ABOUT THIS TASK: Only the lines holding the string "DOMANIALE" are needed; copy each of them from the data.

MATERIALS PROVIDED:
# # #

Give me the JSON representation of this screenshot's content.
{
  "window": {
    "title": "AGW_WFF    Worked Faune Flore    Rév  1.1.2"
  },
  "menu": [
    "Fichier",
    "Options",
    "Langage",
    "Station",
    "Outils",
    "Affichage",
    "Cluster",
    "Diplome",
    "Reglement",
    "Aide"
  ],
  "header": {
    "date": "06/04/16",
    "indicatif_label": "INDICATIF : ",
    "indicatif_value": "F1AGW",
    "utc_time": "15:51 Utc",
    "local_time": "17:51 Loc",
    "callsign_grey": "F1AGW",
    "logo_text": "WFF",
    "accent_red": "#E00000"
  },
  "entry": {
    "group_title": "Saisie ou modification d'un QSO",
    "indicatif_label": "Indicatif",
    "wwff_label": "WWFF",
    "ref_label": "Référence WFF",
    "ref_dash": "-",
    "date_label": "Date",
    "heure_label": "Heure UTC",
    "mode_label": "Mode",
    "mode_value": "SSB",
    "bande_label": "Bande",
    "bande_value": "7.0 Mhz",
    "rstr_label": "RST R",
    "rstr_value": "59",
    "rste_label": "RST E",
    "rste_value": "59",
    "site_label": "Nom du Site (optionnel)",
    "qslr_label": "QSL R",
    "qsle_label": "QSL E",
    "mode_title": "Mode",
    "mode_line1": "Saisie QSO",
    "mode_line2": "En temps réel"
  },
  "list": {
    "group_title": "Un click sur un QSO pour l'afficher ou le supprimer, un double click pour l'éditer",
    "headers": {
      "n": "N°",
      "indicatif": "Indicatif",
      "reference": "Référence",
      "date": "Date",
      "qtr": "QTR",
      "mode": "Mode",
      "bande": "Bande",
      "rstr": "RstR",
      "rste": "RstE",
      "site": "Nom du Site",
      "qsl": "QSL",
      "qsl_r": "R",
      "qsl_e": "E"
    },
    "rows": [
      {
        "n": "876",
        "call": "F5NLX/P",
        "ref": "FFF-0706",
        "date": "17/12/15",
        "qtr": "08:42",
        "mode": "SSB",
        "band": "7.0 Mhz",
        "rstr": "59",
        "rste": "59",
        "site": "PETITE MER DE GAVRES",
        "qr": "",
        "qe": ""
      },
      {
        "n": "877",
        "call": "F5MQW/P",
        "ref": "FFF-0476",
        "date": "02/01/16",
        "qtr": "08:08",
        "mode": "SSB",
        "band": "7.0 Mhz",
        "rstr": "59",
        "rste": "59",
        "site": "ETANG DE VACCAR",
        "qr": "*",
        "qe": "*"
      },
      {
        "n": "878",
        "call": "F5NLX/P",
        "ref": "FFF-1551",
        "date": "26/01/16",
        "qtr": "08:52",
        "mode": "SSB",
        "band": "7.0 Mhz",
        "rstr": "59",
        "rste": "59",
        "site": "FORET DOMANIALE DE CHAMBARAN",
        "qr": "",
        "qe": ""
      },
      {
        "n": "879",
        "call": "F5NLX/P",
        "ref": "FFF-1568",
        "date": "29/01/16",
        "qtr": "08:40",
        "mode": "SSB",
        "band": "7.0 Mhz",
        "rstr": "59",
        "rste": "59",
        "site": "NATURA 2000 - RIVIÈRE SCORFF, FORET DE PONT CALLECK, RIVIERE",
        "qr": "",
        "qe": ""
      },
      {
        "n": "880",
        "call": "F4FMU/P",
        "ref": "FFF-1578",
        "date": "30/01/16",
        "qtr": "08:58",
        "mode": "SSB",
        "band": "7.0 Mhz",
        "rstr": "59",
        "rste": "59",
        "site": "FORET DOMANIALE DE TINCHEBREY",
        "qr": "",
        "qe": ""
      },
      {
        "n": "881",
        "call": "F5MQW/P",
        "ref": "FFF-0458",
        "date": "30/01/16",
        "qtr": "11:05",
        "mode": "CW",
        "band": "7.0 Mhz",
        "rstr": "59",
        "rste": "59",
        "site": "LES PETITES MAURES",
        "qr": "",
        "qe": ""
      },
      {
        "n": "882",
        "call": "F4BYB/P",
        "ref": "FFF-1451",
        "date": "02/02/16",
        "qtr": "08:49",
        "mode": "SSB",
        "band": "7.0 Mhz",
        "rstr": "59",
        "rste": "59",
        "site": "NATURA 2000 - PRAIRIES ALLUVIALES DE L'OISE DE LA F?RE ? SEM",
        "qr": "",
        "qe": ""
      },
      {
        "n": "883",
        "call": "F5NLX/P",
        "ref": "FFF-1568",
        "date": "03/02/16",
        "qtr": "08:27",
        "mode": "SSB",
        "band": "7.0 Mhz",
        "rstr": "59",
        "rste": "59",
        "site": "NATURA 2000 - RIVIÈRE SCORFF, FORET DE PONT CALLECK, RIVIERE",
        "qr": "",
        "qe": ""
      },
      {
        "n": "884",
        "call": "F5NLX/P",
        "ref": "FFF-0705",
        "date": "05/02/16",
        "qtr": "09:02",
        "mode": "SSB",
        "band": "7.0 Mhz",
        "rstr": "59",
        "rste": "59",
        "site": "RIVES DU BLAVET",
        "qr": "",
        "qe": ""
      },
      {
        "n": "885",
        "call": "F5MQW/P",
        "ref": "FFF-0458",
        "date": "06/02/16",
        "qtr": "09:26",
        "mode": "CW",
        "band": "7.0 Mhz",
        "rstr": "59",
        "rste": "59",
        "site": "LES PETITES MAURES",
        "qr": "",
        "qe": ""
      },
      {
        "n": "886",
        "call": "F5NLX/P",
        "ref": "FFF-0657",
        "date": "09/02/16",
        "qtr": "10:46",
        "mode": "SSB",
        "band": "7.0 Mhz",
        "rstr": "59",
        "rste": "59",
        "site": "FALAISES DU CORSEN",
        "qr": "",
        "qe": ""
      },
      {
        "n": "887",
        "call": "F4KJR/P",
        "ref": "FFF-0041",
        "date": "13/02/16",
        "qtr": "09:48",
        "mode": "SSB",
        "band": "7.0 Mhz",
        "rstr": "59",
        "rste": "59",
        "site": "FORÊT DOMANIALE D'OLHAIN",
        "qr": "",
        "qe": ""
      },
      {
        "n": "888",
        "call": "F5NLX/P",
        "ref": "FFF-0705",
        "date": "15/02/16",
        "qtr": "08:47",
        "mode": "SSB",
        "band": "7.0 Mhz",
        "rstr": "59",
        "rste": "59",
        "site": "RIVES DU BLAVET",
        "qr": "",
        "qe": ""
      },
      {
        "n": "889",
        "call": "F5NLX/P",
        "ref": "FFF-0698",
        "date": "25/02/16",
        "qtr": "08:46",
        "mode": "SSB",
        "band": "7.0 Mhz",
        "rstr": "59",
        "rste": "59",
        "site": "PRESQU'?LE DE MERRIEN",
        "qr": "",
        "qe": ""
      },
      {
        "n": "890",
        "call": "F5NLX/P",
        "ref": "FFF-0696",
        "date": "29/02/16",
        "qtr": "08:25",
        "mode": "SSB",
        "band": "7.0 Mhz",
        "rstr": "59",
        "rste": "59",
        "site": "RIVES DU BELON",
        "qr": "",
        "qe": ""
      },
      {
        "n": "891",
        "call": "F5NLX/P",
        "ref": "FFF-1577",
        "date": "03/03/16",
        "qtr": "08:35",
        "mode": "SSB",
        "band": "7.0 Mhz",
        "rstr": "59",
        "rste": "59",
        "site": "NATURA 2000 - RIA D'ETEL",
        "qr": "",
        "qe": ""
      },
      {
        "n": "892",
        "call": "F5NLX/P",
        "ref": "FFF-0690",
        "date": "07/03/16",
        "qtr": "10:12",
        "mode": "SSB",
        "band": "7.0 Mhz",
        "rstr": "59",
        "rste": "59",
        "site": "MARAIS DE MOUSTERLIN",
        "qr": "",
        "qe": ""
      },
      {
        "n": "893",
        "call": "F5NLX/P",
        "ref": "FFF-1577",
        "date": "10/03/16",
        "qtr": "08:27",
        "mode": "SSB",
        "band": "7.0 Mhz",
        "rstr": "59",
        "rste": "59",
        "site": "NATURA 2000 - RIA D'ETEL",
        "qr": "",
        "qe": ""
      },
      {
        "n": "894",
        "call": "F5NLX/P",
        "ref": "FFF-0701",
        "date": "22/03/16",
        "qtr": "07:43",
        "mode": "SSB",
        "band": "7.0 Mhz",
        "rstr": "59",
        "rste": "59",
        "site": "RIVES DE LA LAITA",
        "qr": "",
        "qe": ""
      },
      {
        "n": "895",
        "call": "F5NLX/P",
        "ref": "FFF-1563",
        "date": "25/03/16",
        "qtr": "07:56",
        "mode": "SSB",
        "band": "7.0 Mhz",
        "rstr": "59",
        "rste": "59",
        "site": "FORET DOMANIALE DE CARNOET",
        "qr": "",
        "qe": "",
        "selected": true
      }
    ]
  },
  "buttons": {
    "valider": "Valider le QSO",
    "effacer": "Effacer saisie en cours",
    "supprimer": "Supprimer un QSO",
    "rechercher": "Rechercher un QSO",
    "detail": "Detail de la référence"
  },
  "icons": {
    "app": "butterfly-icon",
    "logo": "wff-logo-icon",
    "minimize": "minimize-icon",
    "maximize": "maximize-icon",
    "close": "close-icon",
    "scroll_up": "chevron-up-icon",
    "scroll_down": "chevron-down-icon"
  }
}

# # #

COMPLETED EXERCISE:
        "site": "FORET DOMANIALE DE CHAMBARAN",
        "site": "FORET DOMANIALE DE TINCHEBREY",
        "site": "FORÊT DOMANIALE D'OLHAIN",
        "site": "FORET DOMANIALE DE CARNOET",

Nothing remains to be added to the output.